For the race I also carried an empty 1L bladder to make the minimum capacity requirement. It wasn’t super hot and the two front bottles were sufficient to make it between aid stations.
This year I ditched the poles (although I would have used them up from Kedumba on the last leg). I also ditched the Compressport top for a loose fitting TNF BTN shirt. I was also going to wear TNF BTN shorts but they chafed me a week earlier so I went with some compression shorts (they still chafed me).
Nutrition was a mix of Endura Gels and High5 Xtreme. The Xtreme particularly is like jet fuel. Both were amazing, although I think ten hours is about as much of the High5 jet fuel as I can handle. Kira’s lovingly crafted Nutella sandwiches mopped things up in aid stations. I barely slept after the race I was so hopped up on caffeine.
Excluding my Ironman training block (which was very bike focussed) this has been my biggest training build up for an event. By most peoples ultra training standards, my runs aren’t particularly long, far, or steep. I do try and make them purposeful.

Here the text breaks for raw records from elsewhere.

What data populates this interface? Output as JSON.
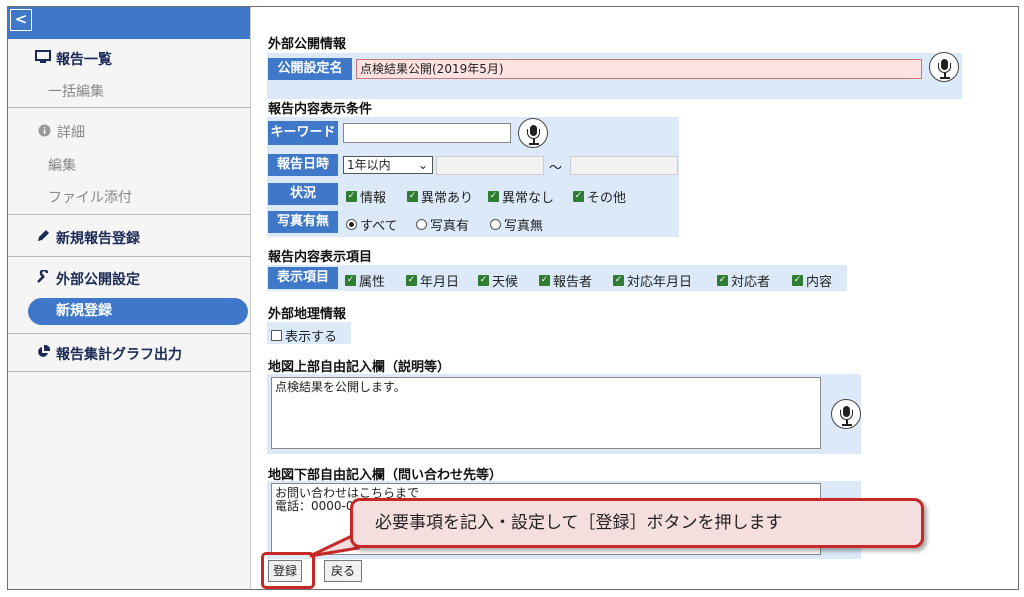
{
  "sidebar": {
    "back_glyph": "<",
    "items": [
      {
        "label": "報告一覧",
        "icon": "monitor-icon"
      },
      {
        "label": "一括編集"
      },
      {
        "label": "詳細",
        "icon": "info-icon"
      },
      {
        "label": "編集"
      },
      {
        "label": "ファイル添付"
      },
      {
        "label": "新規報告登録",
        "icon": "pencil-icon"
      },
      {
        "label": "外部公開設定",
        "icon": "wrench-icon"
      },
      {
        "label": "新規登録"
      },
      {
        "label": "報告集計グラフ出力",
        "icon": "pie-chart-icon"
      }
    ]
  },
  "form": {
    "section_public_info": "外部公開情報",
    "public_name_label": "公開設定名",
    "public_name_value": "点検結果公開(2019年5月)",
    "section_conditions": "報告内容表示条件",
    "keyword_label": "キーワード",
    "keyword_value": "",
    "date_label": "報告日時",
    "date_select": "1年以内",
    "date_tilde": "～",
    "status_label": "状況",
    "status_options": [
      "情報",
      "異常あり",
      "異常なし",
      "その他"
    ],
    "photo_label": "写真有無",
    "photo_options": [
      "すべて",
      "写真有",
      "写真無"
    ],
    "section_items": "報告内容表示項目",
    "items_label": "表示項目",
    "item_options": [
      "属性",
      "年月日",
      "天候",
      "報告者",
      "対応年月日",
      "対応者",
      "内容"
    ],
    "section_geo": "外部地理情報",
    "geo_checkbox": "表示する",
    "section_map_top": "地図上部自由記入欄（説明等）",
    "map_top_text": "点検結果を公開します。",
    "section_map_bottom": "地図下部自由記入欄（問い合わせ先等）",
    "map_bottom_text": "お問い合わせはこちらまで\n電話：0000-0",
    "register_button": "登録",
    "back_button": "戻る"
  },
  "callout": "必要事項を記入・設定して［登録］ボタンを押します",
  "colors": {
    "accent": "#3f78c8",
    "highlight": "#c62828",
    "row_bg": "#dce9f8"
  }
}
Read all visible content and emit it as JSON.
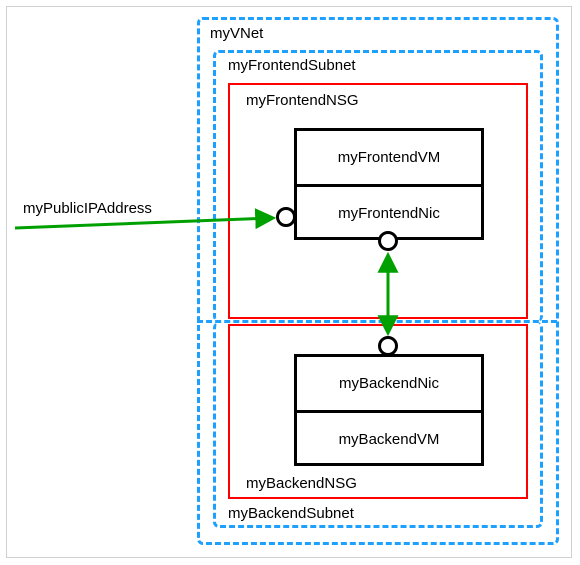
{
  "publicIp": {
    "label": "myPublicIPAddress"
  },
  "vnet": {
    "label": "myVNet"
  },
  "frontendSubnet": {
    "label": "myFrontendSubnet"
  },
  "backendSubnet": {
    "label": "myBackendSubnet"
  },
  "frontendNSG": {
    "label": "myFrontendNSG"
  },
  "backendNSG": {
    "label": "myBackendNSG"
  },
  "frontendVM": {
    "label": "myFrontendVM"
  },
  "frontendNic": {
    "label": "myFrontendNic"
  },
  "backendNic": {
    "label": "myBackendNic"
  },
  "backendVM": {
    "label": "myBackendVM"
  },
  "colors": {
    "azureBlue": "#1ea0ff",
    "nsgRed": "#ff0000",
    "arrowGreen": "#00a000",
    "box": "#000000"
  }
}
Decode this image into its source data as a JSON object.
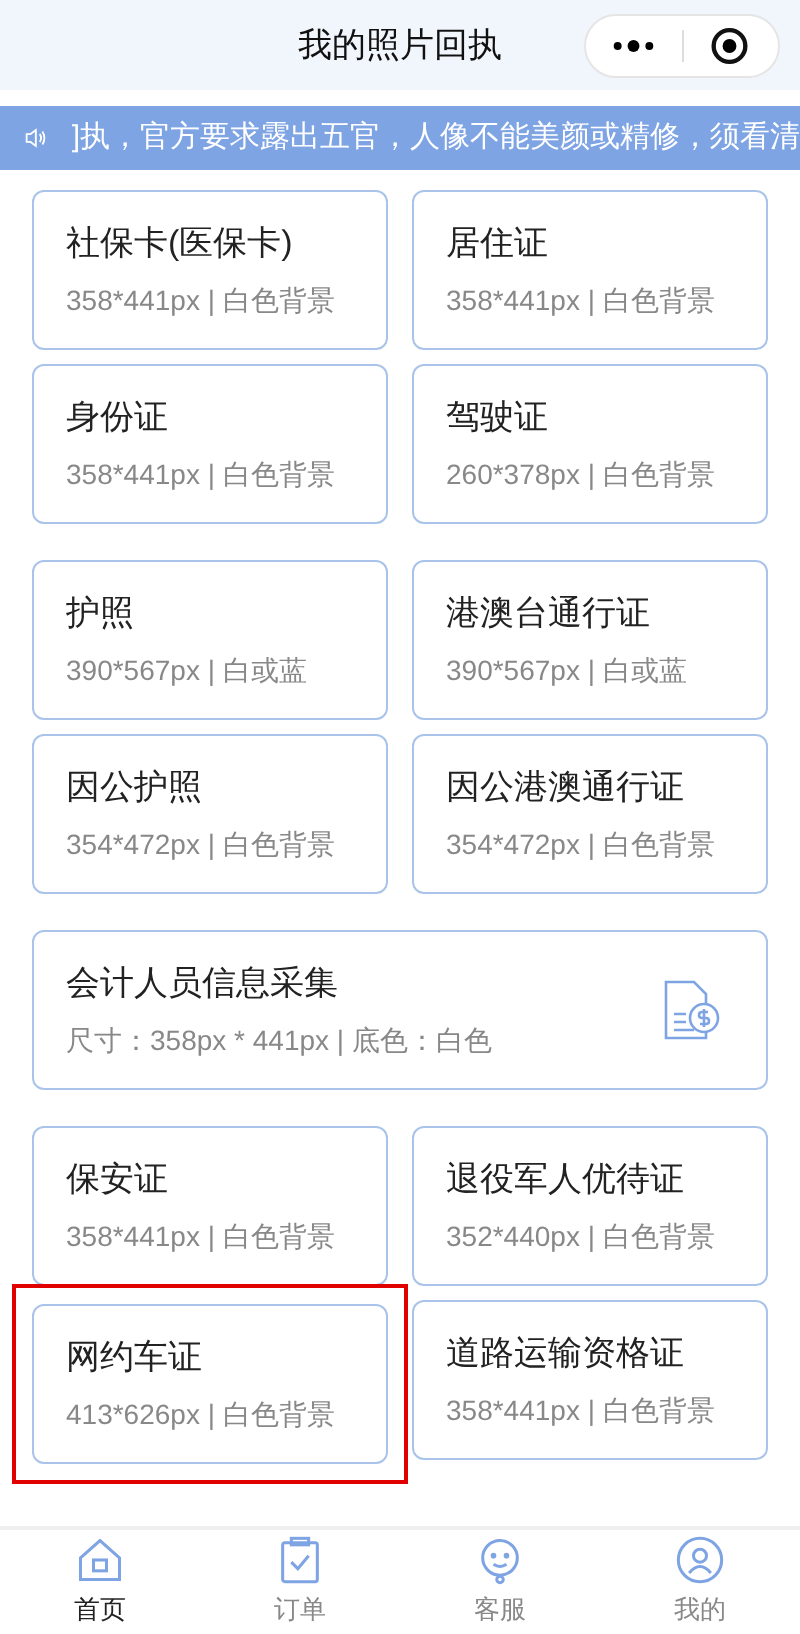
{
  "header": {
    "title": "我的照片回执"
  },
  "notice": {
    "text": "]执，官方要求露出五官，人像不能美颜或精修，须看清"
  },
  "sections": [
    {
      "kind": "grid",
      "cards": [
        {
          "name": "社保卡(医保卡)",
          "spec": "358*441px | 白色背景",
          "highlighted": false
        },
        {
          "name": "居住证",
          "spec": "358*441px | 白色背景",
          "highlighted": false
        },
        {
          "name": "身份证",
          "spec": "358*441px | 白色背景",
          "highlighted": false
        },
        {
          "name": "驾驶证",
          "spec": "260*378px | 白色背景",
          "highlighted": false
        }
      ]
    },
    {
      "kind": "grid",
      "cards": [
        {
          "name": "护照",
          "spec": "390*567px | 白或蓝",
          "highlighted": false
        },
        {
          "name": "港澳台通行证",
          "spec": "390*567px | 白或蓝",
          "highlighted": false
        },
        {
          "name": "因公护照",
          "spec": "354*472px | 白色背景",
          "highlighted": false
        },
        {
          "name": "因公港澳通行证",
          "spec": "354*472px | 白色背景",
          "highlighted": false
        }
      ]
    },
    {
      "kind": "wide",
      "cards": [
        {
          "name": "会计人员信息采集",
          "spec": "尺寸：358px * 441px | 底色：白色",
          "highlighted": false
        }
      ]
    },
    {
      "kind": "grid",
      "cards": [
        {
          "name": "保安证",
          "spec": "358*441px | 白色背景",
          "highlighted": false
        },
        {
          "name": "退役军人优待证",
          "spec": "352*440px | 白色背景",
          "highlighted": false
        },
        {
          "name": "网约车证",
          "spec": "413*626px | 白色背景",
          "highlighted": true
        },
        {
          "name": "道路运输资格证",
          "spec": "358*441px | 白色背景",
          "highlighted": false
        }
      ]
    }
  ],
  "nav": [
    {
      "label": "首页",
      "selected": true
    },
    {
      "label": "订单",
      "selected": false
    },
    {
      "label": "客服",
      "selected": false
    },
    {
      "label": "我的",
      "selected": false
    }
  ]
}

This year’s focus has been:
- Running without nutrition to improve metabolism of stored energy.
- Cadence of 180. The cadence of 180 developed out of my annual last minute marathon preps. I learnt quickly I could go my fastest, most efficient and fatigue/injury free at this turn over rate. An article I read at the beginning of this year confirmed my theory. I also ensure every time I would run 5k in previous years, I would run 10k this year. The net result is I have a really dialled in, super efficient 5min/km pace at 180 cadence. I can also maintain it comfortably in a few different forms so if I start getting tired on ay I just tweak my stride a little. In terms of the race this translated into even kilometre 98 being completed at a cadence of 172.
Because of all the various family activites throughout the week, my training has been something like: one or two 60 minute bike sessions on Zwift, one x 60 minute fast flat trail run, one x 45 minute road run with a hill, two x 90min+ trails with hills. Maybe a stair session or hill repeats if I feel like it.
This training load seems to work for me. I am happy and injury free and generally don’t need huge motivation to go for a run. After all, the main reason I run is to enjoy it.
Oh and I almost forgot… I made a prerace VLOG. Rain made a mess of videoing up in Katoomba, but I will try and make a post race/pre Lavarado VLOG sometime soon when I am in Italy.
Wrapup and Next Steps
So from here I look ahead to Lavaredo. I have no doubts Lavaredo is going to be tough. Its mountains are far, far, far bigger and the altitude will hurt. I will finish as long as I remain patient and balance my nutrition.
In November I’ll run my first 100 miler; the inaugural GSER100 in the Victorian Alps. GSER is going to be something else again. For that I am going to have to come up with a very different training, nutrition, and race execution approach. 2017 is only going to get harder from here.
In terms of the quality of UTA, in 2015 I felt a little underwhelmed, but it has gotten better every year since and is now outstanding. The level of professionalism, organisation, and buzz surrounding the event has stepped up a notch. Well done AROC and the entire team of volunteers.